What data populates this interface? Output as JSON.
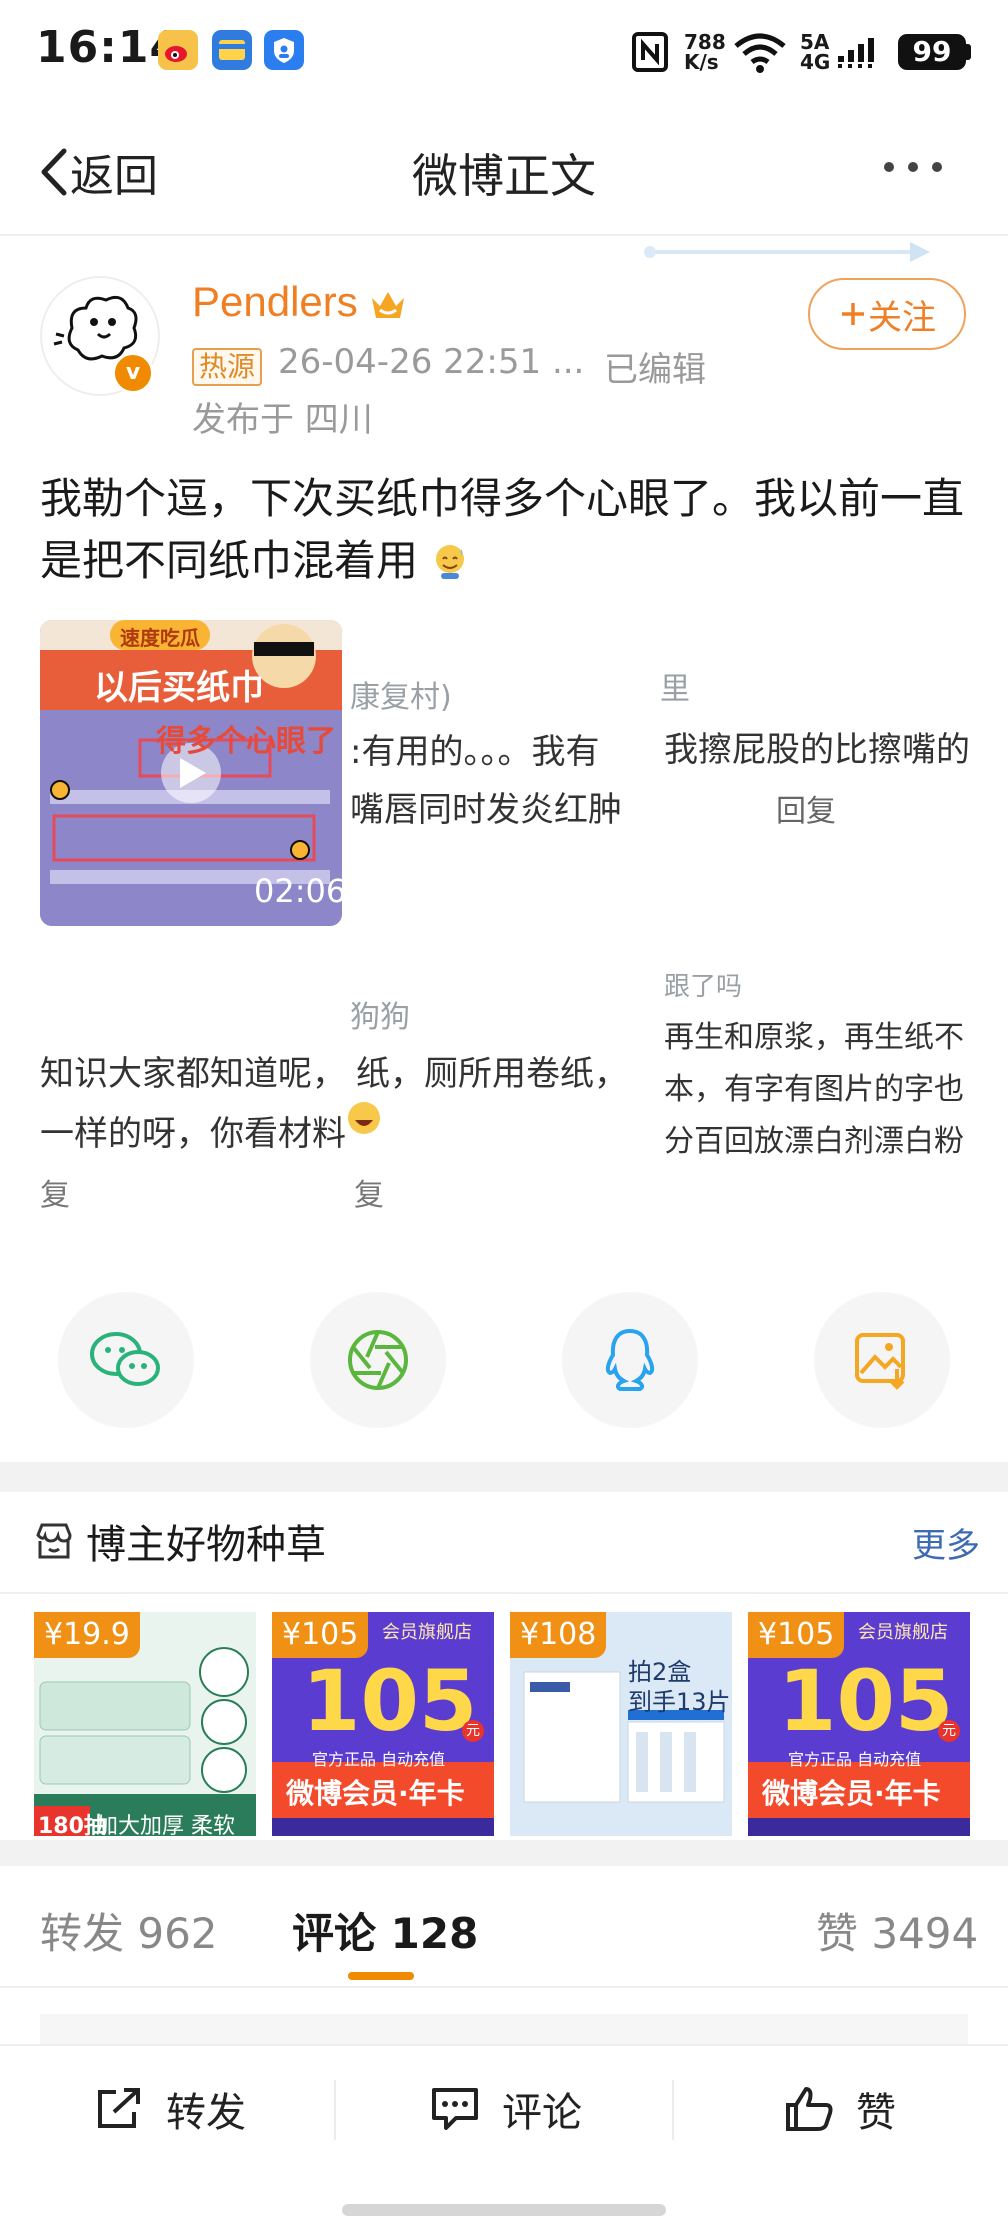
{
  "status_bar": {
    "time": "16:14",
    "network_speed_top": "788",
    "network_speed_bottom": "K/s",
    "signal_top": "5A",
    "signal_bottom": "4G",
    "battery": "99"
  },
  "nav": {
    "back_label": "返回",
    "title": "微博正文"
  },
  "author": {
    "name": "Pendlers",
    "hot_tag": "热源",
    "timestamp": "26-04-26 22:51",
    "ellipsis": "...",
    "edited": "已编辑",
    "location": "发布于 四川",
    "follow_label": "关注"
  },
  "post": {
    "text": "我勒个逗，下次买纸巾得多个心眼了。我以前一直是把不同纸巾混着用",
    "video": {
      "banner_small": "速度吃瓜",
      "banner_title": "以后买纸巾",
      "banner_sub": "得多个心眼了",
      "duration": "02:06"
    }
  },
  "ghost_comments": {
    "c1_name": "康复村)",
    "c1_line1": ":有用的。。。我有",
    "c1_line2": "嘴唇同时发炎红肿",
    "c2_name": "里",
    "c2_line1": "我擦屁股的比擦嘴的",
    "c2_reply": "回复",
    "c3_name": "狗狗",
    "c3_line1": "知识大家都知道呢，",
    "c3_line2": "一样的呀，你看材料",
    "c3_line1b": "纸，厕所用卷纸，",
    "c3_reply": "复",
    "c3_reply_left": "复",
    "c4_name": "跟了吗",
    "c4_line1": "再生和原浆，再生纸不",
    "c4_line2": "本，有字有图片的字也",
    "c4_line3": "分百回放漂白剂漂白粉"
  },
  "share": {
    "items": [
      "wechat-icon",
      "moments-icon",
      "qq-icon",
      "save-image-icon"
    ]
  },
  "goods": {
    "title": "博主好物种草",
    "more_label": "更多",
    "cards": [
      {
        "price": "¥19.9",
        "caption": "加大加厚 柔软亲肤",
        "badge": "180抽",
        "color": "#dff1ea"
      },
      {
        "price": "¥105",
        "store": "会员旗舰店",
        "big": "105",
        "unit": "元",
        "line1": "官方正品 自动充值",
        "line2": "微博会员·年卡",
        "color": "#5b3fd1"
      },
      {
        "price": "¥108",
        "headline": "拍2盒",
        "subline": "到手13片",
        "color": "#e9f2fb"
      },
      {
        "price": "¥105",
        "store": "会员旗舰店",
        "big": "105",
        "unit": "元",
        "line1": "官方正品 自动充值",
        "line2": "微博会员·年卡",
        "color": "#5b3fd1"
      }
    ]
  },
  "tabs": {
    "repost": "转发 962",
    "comment": "评论 128",
    "like": "赞 3494"
  },
  "bottom_bar": {
    "repost": "转发",
    "comment": "评论",
    "like": "赞"
  }
}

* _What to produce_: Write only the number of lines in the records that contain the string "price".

* _Expected answer_: 4